In this primer, we will focus on four fintech areas of particular interest due to their rapid growth, technological disruption, and regulatory and other risks: digital lending, payments, blockchain, and digital wealth management.
What are the primary applications of fintech?
Payments, lending, Wealth Technology (WealthTech), Personal Finance Management, Insurance Technology (InsurTech), Regulation Technology (RegTech), and other subsegments comprise the Fintech industry ecosystem.
What software is used in the FinTech industry?
Machine learning, AI (Artificial Intelligence), BI (Business Intelligence), and biometrics power FinTech software features and capabilities. FinTech software serves the following functions: Mobile Payment Platforms (smartphone payment apps, contactless payment).
Payments Remain the Darling of the FINTECH Space
In 2022, digital lending funding was down 53% to $11.5 billion.
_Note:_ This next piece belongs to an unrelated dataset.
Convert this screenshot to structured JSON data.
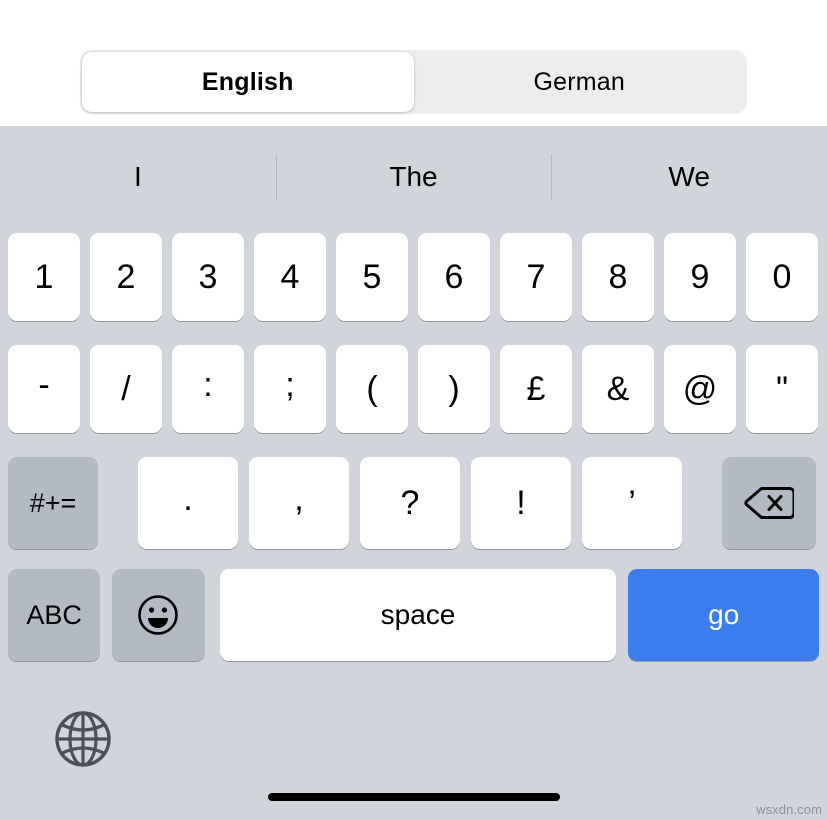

Dollars raised and deal volume fell to their lowest levels since 2020 in the fourth quarter, with $1.6 billion raised across 121 transactions. Even compared to the first quarter of 2022, when we saw $5.3 billion raised across 198 deals. This is a significant decrease.
It’s not difficult to figure out why this was the case. In 2022, inflation and interest rates are expected to rise, and startups with lax underwriting standards will almost certainly pay the price in increased delinquencies and defaults. To be honest, when investors consider where to put their money next, digital lending startups are unlikely to be high on their lists.
But guess where funding dropped even more dramatically? Banking. According to CB Insights, global banking funding fell by 63% or nearly two-thirds. Oof. In 2022, banking startups raised $9.4 billion in 299 transactions. In 2021, $447 transactions raised $25.3 billion.
Given the number of challenger banks that have emerged in recent years, it is not surprising that the market has become oversaturated. I guess that in 2023 and beyond, we’ll see true survival of the fittest. Even the decacorn Chime has struggled, as evidenced by its fourth-quarter layoffs.
Meanwhile, payments continue to be the fintech industry’s darling. With the segment-leading in total funding and deals in the fourth quarter of 2022. In Q4, approximately $3.4 billion was raised across 188 transactions in the payments space. nearly doubling the $1.8 billion raised across 62 transactions by banking startups during the same three-month period. Even in a post-pandemic world, more businesses and consumers are opting to pay for things digitally, which is hardly surprising.
And lastly, wealth tech made an impressive showing in terms of investor interest. Wealth tech companies brought in $1.7 billion across 164 deals in the fourth quarter. I think this reflects an increased effort on the part of all generations to think ahead when it comes to their money. And not just live for short-term gratification.
According to Anisha Kothapa, CB Insights’ lead fintech analyst, last year’s funding figures were more of a correction than a bubble. While I still believe fintech is in its early stages, I also believe that in 2021, people went a little too crazy, and too fast. And a lot of companies that probably shouldn’t have gotten funded did. So whether it’s a correction or a bubble is hard to say really.
Either way, let’s hope 2023 brings with it greater due diligence, less ego, and more viable business models.